*RECORDS TO USE*.
== == ==
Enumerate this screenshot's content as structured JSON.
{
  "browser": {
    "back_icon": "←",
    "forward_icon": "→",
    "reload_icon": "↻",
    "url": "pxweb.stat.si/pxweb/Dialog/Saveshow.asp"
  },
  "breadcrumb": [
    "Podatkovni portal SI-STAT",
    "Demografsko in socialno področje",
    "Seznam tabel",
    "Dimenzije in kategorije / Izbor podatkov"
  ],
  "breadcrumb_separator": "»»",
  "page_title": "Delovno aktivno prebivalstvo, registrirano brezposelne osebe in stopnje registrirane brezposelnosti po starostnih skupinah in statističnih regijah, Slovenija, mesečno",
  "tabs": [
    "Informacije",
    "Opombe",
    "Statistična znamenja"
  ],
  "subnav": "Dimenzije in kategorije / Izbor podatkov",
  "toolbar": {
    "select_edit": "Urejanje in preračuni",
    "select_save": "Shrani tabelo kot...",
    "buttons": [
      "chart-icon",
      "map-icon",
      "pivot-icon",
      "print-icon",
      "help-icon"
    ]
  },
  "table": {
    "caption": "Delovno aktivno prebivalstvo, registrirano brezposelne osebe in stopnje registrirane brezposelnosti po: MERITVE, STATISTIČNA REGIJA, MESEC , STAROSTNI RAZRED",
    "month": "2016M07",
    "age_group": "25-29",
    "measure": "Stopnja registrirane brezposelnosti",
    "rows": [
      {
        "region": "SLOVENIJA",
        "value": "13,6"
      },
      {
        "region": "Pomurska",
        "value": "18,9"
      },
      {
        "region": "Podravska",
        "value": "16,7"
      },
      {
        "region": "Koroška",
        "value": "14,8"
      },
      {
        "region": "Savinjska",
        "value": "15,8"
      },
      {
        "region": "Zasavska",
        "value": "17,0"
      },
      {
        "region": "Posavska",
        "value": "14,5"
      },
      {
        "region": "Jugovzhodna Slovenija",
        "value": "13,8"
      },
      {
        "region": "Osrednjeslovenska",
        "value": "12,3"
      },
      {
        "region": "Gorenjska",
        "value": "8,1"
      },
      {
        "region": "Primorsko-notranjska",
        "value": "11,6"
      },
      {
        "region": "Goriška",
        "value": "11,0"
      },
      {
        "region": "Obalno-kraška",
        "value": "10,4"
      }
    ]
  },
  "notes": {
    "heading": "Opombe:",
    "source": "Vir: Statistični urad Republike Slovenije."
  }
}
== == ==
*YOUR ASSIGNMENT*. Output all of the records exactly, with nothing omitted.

*RESULT FOR THIS EXERCISE*.
Enumerate this screenshot's content as structured JSON.
{
  "browser": {
    "back_icon": "←",
    "forward_icon": "→",
    "reload_icon": "↻",
    "url": "pxweb.stat.si/pxweb/Dialog/Saveshow.asp"
  },
  "breadcrumb": [
    "Podatkovni portal SI-STAT",
    "Demografsko in socialno področje",
    "Seznam tabel",
    "Dimenzije in kategorije / Izbor podatkov"
  ],
  "breadcrumb_separator": "»»",
  "page_title": "Delovno aktivno prebivalstvo, registrirano brezposelne osebe in stopnje registrirane brezposelnosti po starostnih skupinah in statističnih regijah, Slovenija, mesečno",
  "tabs": [
    "Informacije",
    "Opombe",
    "Statistična znamenja"
  ],
  "subnav": "Dimenzije in kategorije / Izbor podatkov",
  "toolbar": {
    "select_edit": "Urejanje in preračuni",
    "select_save": "Shrani tabelo kot...",
    "buttons": [
      "chart-icon",
      "map-icon",
      "pivot-icon",
      "print-icon",
      "help-icon"
    ]
  },
  "table": {
    "caption": "Delovno aktivno prebivalstvo, registrirano brezposelne osebe in stopnje registrirane brezposelnosti po: MERITVE, STATISTIČNA REGIJA, MESEC , STAROSTNI RAZRED",
    "month": "2016M07",
    "age_group": "25-29",
    "measure": "Stopnja registrirane brezposelnosti",
    "rows": [
      {
        "region": "SLOVENIJA",
        "value": "13,6"
      },
      {
        "region": "Pomurska",
        "value": "18,9"
      },
      {
        "region": "Podravska",
        "value": "16,7"
      },
      {
        "region": "Koroška",
        "value": "14,8"
      },
      {
        "region": "Savinjska",
        "value": "15,8"
      },
      {
        "region": "Zasavska",
        "value": "17,0"
      },
      {
        "region": "Posavska",
        "value": "14,5"
      },
      {
        "region": "Jugovzhodna Slovenija",
        "value": "13,8"
      },
      {
        "region": "Osrednjeslovenska",
        "value": "12,3"
      },
      {
        "region": "Gorenjska",
        "value": "8,1"
      },
      {
        "region": "Primorsko-notranjska",
        "value": "11,6"
      },
      {
        "region": "Goriška",
        "value": "11,0"
      },
      {
        "region": "Obalno-kraška",
        "value": "10,4"
      }
    ]
  },
  "notes": {
    "heading": "Opombe:",
    "source": "Vir: Statistični urad Republike Slovenije."
  }
}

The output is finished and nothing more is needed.